One wonders how Theater of the Absurd writers, Samuel Beckett, Harold Pinter or Bertolt Brecht would have treated Sergey Aleynikov’s life story. Aleynikov is a brilliant computer code writer who was arrested, not once, but twice based on complaints filed by his former employer, Goldman Sachs. The initial charge was that he took a copy of an open source program when he resigned from the company. “Open Source,” means available and free to everyone, like DNA. Nonetheless, Goldman Sachs argued that once they’d used the program, it became theirs.
On the surface, the claim seemed absurd. The judge hearing the case, however, thought otherwise and sentenced Aleynikov to 9 years in prison. He served some jail time before a second judge heard the appeal and overturned the conviction. Unfortunately, Goldman Sachs immediately filed a second charge, one so like the first that the company seems bent on harassment rather than justice.
What makes this story fodder for playwrights is the investment company’s posture of high-minded outrage. This from an investment bank that helped “the Greek government to rig its books and disguise its debts.” (“Goldman’s Geek Tragedy,” by Michael Lewis, Vanity Fair, Sept 2013, pg. 355.) This from a business that designed subprime-mortgage securities then bet against them and made a fortune. (Ibid, pg. 355.)

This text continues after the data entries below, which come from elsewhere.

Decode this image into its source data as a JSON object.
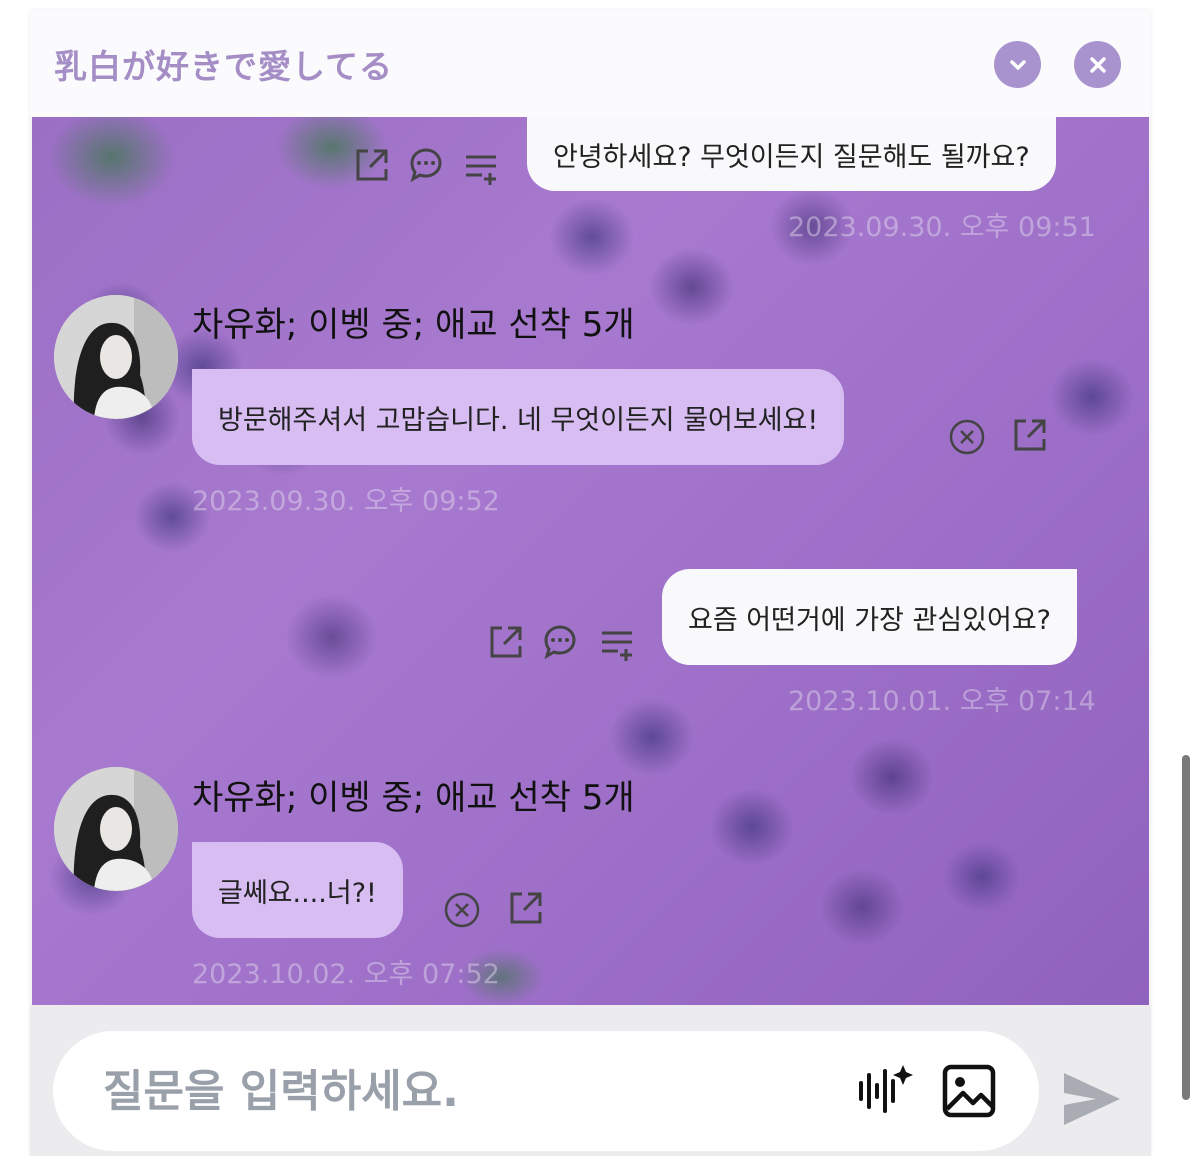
{
  "header": {
    "title": "乳白が好きで愛してる"
  },
  "messages": [
    {
      "sender": "user",
      "text": "안녕하세요? 무엇이든지 질문해도 될까요?",
      "timestamp": "2023.09.30. 오후 09:51"
    },
    {
      "sender": "bot",
      "name": "차유화; 이벵 중; 애교 선착 5개",
      "text": "방문해주셔서 고맙습니다. 네 무엇이든지 물어보세요!",
      "timestamp": "2023.09.30. 오후 09:52"
    },
    {
      "sender": "user",
      "text": "요즘 어떤거에 가장 관심있어요?",
      "timestamp": "2023.10.01. 오후 07:14"
    },
    {
      "sender": "bot",
      "name": "차유화; 이벵 중; 애교 선착 5개",
      "text": "글쎄요....너?!",
      "timestamp": "2023.10.02. 오후 07:52"
    }
  ],
  "composer": {
    "placeholder": "질문을 입력하세요."
  },
  "icons": {
    "collapse": "chevron-down-icon",
    "close": "close-icon",
    "share": "share-icon",
    "comment": "comment-icon",
    "playlist_add": "playlist-add-icon",
    "cancel": "cancel-circle-icon",
    "voice": "voice-sparkle-icon",
    "image": "image-icon",
    "send": "send-icon"
  },
  "colors": {
    "accent": "#a993cf",
    "title": "#a58dc6",
    "bot_bubble": "#d8bdf3",
    "user_bubble": "#f9f9fb"
  }
}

Adding to the farce is the complexity of the case. In all probability, the executives at Goldman Sachs don’t understand the issues. According to Aleynikov, writing code is more complicated than playing chess. Metaphorically, what he does is create code for concepts of the game. One has to wonder what judge or jury is competent to rule on the arguments.
Michael Lewis, author of numerous books on the games people play on Wall Street, raises the question of competence in his article for Vanity Fair. To answer it, he pulled together a jury of Aleynikov’s peers, code writers who didn’t know the accused but understood his work. Reviewing the evidence, they concluded that Aleynikov did nothing wrong or if there was an infraction, it was slight. A sentence of nine years had been unjustified and yes… absurd.

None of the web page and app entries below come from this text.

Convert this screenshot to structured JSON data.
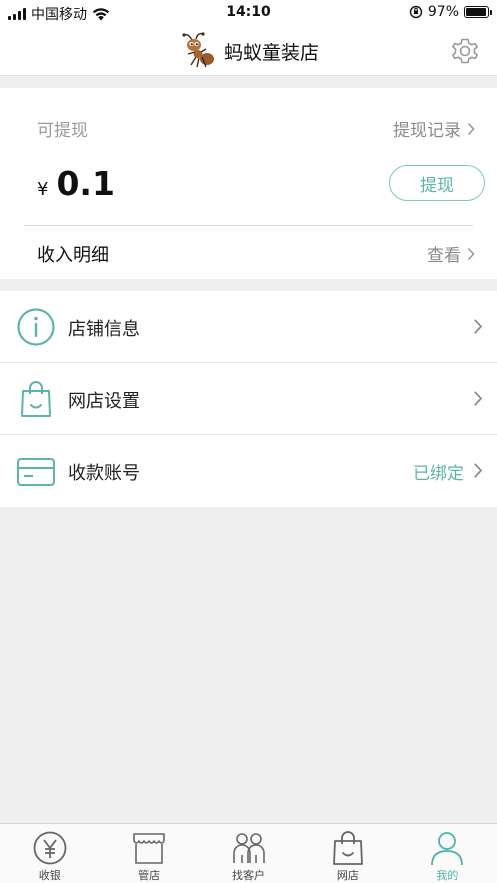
{
  "status_bar": {
    "carrier": "中国移动",
    "time": "14:10",
    "battery_text": "97%",
    "battery_level": 0.97
  },
  "header": {
    "title": "蚂蚁童装店",
    "logo_icon": "ant-mascot-icon",
    "settings_icon": "gear-icon"
  },
  "balance": {
    "label": "可提现",
    "record_link": "提现记录",
    "currency": "¥",
    "amount": "0.1",
    "withdraw_button": "提现",
    "income_label": "收入明细",
    "income_view": "查看"
  },
  "menu": {
    "items": [
      {
        "label": "店铺信息",
        "icon": "info-icon",
        "status": ""
      },
      {
        "label": "网店设置",
        "icon": "shopping-bag-icon",
        "status": ""
      },
      {
        "label": "收款账号",
        "icon": "card-icon",
        "status": "已绑定"
      }
    ]
  },
  "tabs": [
    {
      "label": "收银",
      "icon": "yen-icon",
      "active": false
    },
    {
      "label": "管店",
      "icon": "store-icon",
      "active": false
    },
    {
      "label": "找客户",
      "icon": "people-icon",
      "active": false
    },
    {
      "label": "网店",
      "icon": "shopping-bag-icon",
      "active": false
    },
    {
      "label": "我的",
      "icon": "user-icon",
      "active": true
    }
  ],
  "colors": {
    "accent": "#5bb5ab",
    "background": "#efefef",
    "muted_text": "#8a8a8a"
  }
}
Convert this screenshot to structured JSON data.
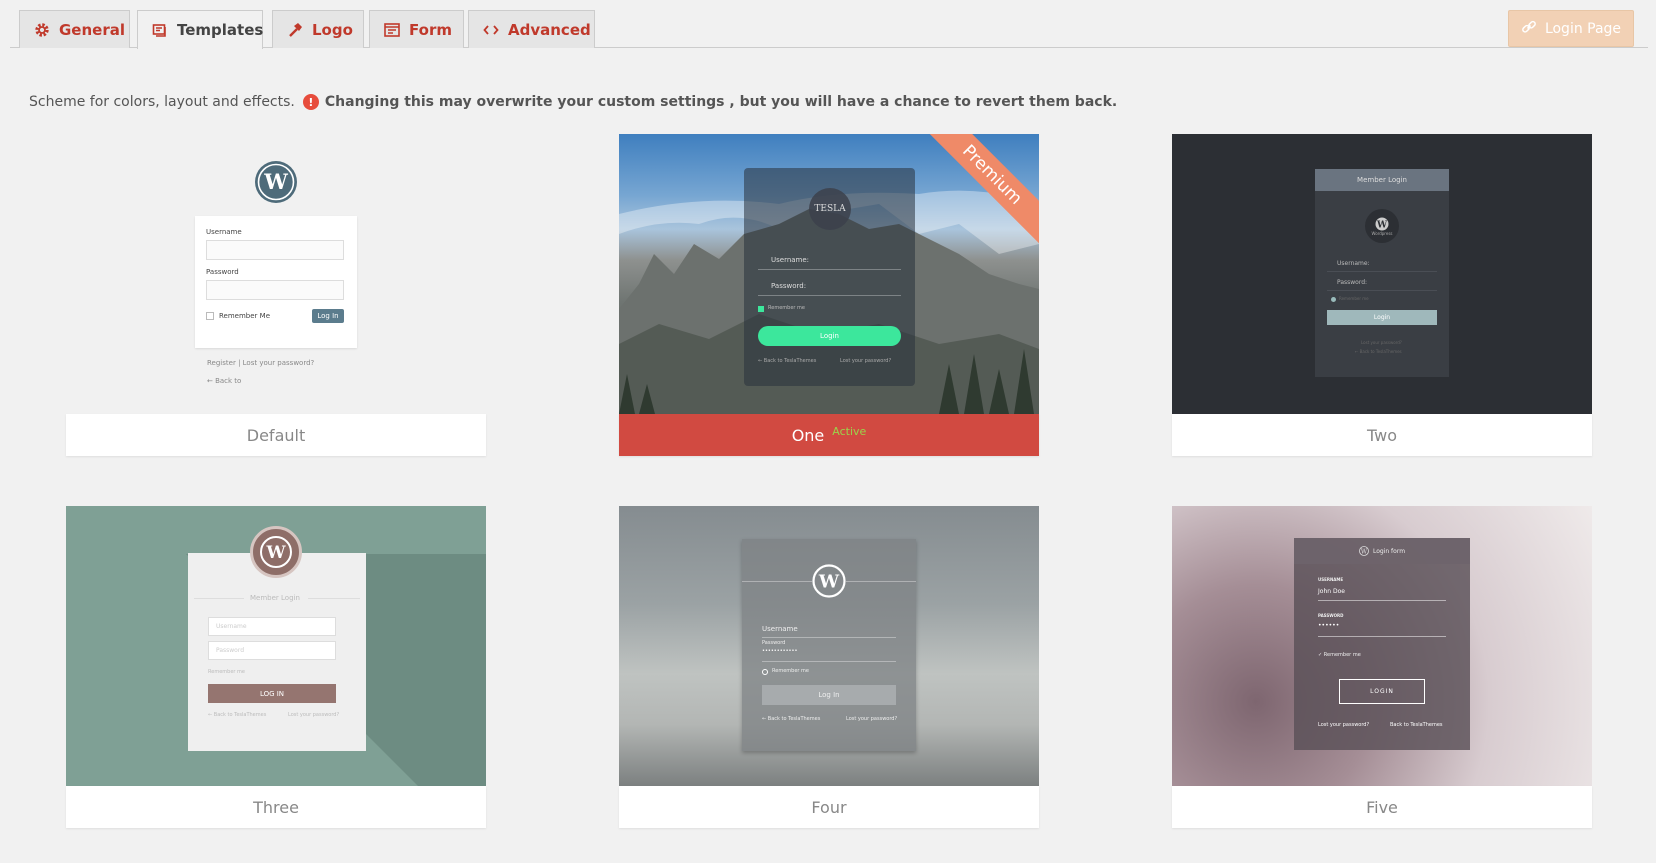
{
  "tabs": [
    {
      "label": "General",
      "icon": "gear-icon"
    },
    {
      "label": "Templates",
      "icon": "templates-icon"
    },
    {
      "label": "Logo",
      "icon": "hammer-icon"
    },
    {
      "label": "Form",
      "icon": "form-icon"
    },
    {
      "label": "Advanced",
      "icon": "code-icon"
    }
  ],
  "active_tab": "Templates",
  "login_page_button": {
    "label": "Login Page",
    "icon": "link-icon"
  },
  "notice": {
    "text": "Scheme for colors, layout and effects.",
    "warning": "Changing this may overwrite your custom settings , but you will have a chance to revert them back."
  },
  "templates": [
    {
      "name": "Default",
      "active": false,
      "preview": {
        "username": "Username",
        "password": "Password",
        "remember": "Remember Me",
        "login": "Log In",
        "register": "Register",
        "separator": "|",
        "lost": "Lost your password?",
        "back": "← Back to"
      }
    },
    {
      "name": "One",
      "active": true,
      "active_label": "Active",
      "ribbon": "Premium",
      "preview": {
        "logo": "TESLA",
        "username": "Username:",
        "password": "Password:",
        "remember": "Remember me",
        "login": "Login",
        "back": "← Back to TeslaThemes",
        "lost": "Lost your password?"
      }
    },
    {
      "name": "Two",
      "active": false,
      "preview": {
        "title": "Member Login",
        "logo_caption": "Wordpress",
        "username": "Username:",
        "password": "Password:",
        "remember": "Remember me",
        "login": "Login",
        "lost": "Lost your password?",
        "back": "← Back to TeslaThemes"
      }
    },
    {
      "name": "Three",
      "active": false,
      "preview": {
        "title": "Member Login",
        "username": "Username",
        "password": "Password",
        "remember": "Remember me",
        "login": "LOG IN",
        "back": "← Back to TeslaThemes",
        "lost": "Lost your password?"
      }
    },
    {
      "name": "Four",
      "active": false,
      "preview": {
        "username": "Username",
        "password": "Password",
        "password_mask": "••••••••••••",
        "remember": "Remember me",
        "login": "Log In",
        "back": "← Back to TeslaThemes",
        "lost": "Lost your password?"
      }
    },
    {
      "name": "Five",
      "active": false,
      "preview": {
        "title": "Login form",
        "username_label": "USERNAME",
        "username_value": "John Doe",
        "password_label": "PASSWORD",
        "password_mask": "••••••",
        "remember": "Remember me",
        "login": "LOGIN",
        "lost": "Lost your password?",
        "back": "Back to TeslaThemes"
      }
    }
  ],
  "colors": {
    "accent": "#c0392b",
    "active_card": "#d14a41",
    "active_badge": "#9bd34b",
    "ribbon": "#ef8a68",
    "login_button_bg": "#f2d1b5"
  }
}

Their unequivocal verdict has left Lewis in a quandary. He looks to Greek tragedy to understand Goldman Sach’s bizarre behavior?
If he’d have asked my advice, I’d have told him to reread to the writings of Beckett, Pinter or Brecht instead looking to Greek tragedy for understanding. They’d have reminded him of the folly of his quest. Aleynikov had been Goldman Sach’s prized asset. He left the company and his employers attempted to crush him, not out any cosmic notion of justice. They did it because they could.
(Courtesy of metroradioshow.com)